How that carefully assembled system sounds is a clever mix of grace and space, with a liberal sprinkling of pace to boot. It’s extremely dynamic-sounding and throws out a huge soundstage. This is not dissimilar to its Prime older brother, but more so… and not dissimilar to the HW40 limited edition deck, but not to the same extent. The Prime 21+ is no shrinking violet in its presentation; this is music writ big and bold, although the deck is also controlled enough to keep that bombastic performance in check when not called for. ‘Norman F***ing Rockwell!’ by Lana Del Ray [NFR!, Polydor/Interscope] is kept controlled when it’s just her voice and a piano, but full-scale during the orchestral swells.

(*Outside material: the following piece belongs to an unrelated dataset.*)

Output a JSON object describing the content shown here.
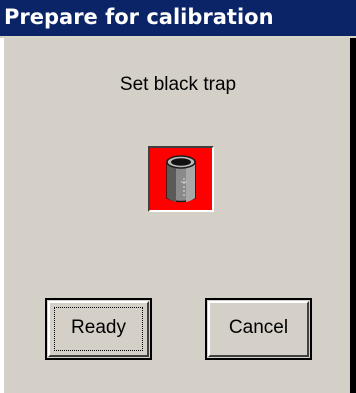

The difference between the original Prime and Prime 21 is perhaps most noticeable here, as the newer deck has a greater ability to ‘scale’ with the music. As the original was already a front-runner here, that’s a very good sign.
Bass, too, is first rate. It doesn’t matter whether that bass is orchestral [Beethoven’s Fifth, Kleiber, DG/Linn Recut] or synthetic [Bassomatic’s Set The Controls For The Heart Of The Bass, Virgin], the bass is controlled, deep, yet bouncy enough to keep all bar the most beat-obsessed happy. This excellent bass is largely matched by an excellent midrange and unrestrained, free, and expressive high-frequencies, but even though you hear a considerable amount of detail in the midrange, your mind is so swayed by the expansiveness of the soundstage and the size of the presentation, you’ll end up almost failing to notice how good the midrange is until some time later.
The only real downside to the Prime 21+ isn’t really much of a downside. The deck really completes itself with the optional ADS power supply, which brings greater control over speed precision (and makes changing speed less of a belt-driven activity). This isn’t a concern with the Prime, as you expect some manual speed changing at the lower price.
In the Prime 21+, VPI has achieved the turn-key high-end turntable without compromise. Sure, you can build something better, but you probably won’t do so for anything close to the same money. Each component in the system is a ‘honey’ and putting them all together sings like an angel. Unless you enjoy the self-flagellation of picking and mixing (or you have a favourite cartridge that you must use no matter what), I find this a tough act to beat at anywhere near the money.
- Chassis Composition: Vinyl Wrapped MDF
- Platter Type & Size: 12” Aluminium, 9kg
- Tonearm Included: 10” 3D Gimbal Arm (fitted with Shyla MC cartridge)
- Motor RPM: 500 rpm (Overseas edition, 300 rpm in USA)
- Motor Pulley Accuracy: +/- .0005”
- Wow and Flutter: .08 %
- Speed Accuracy: .08 %
- Rumble: -80db
- Overall Size (W×D): 55 × 40cm
- Total Weight: 20.45kg
- Price: £6,500 (Prime 21, £4,500)
Manufacturer: VPI Industries
UK Distributor: Renaissance Audio
Tel: +44(0)131 555 3922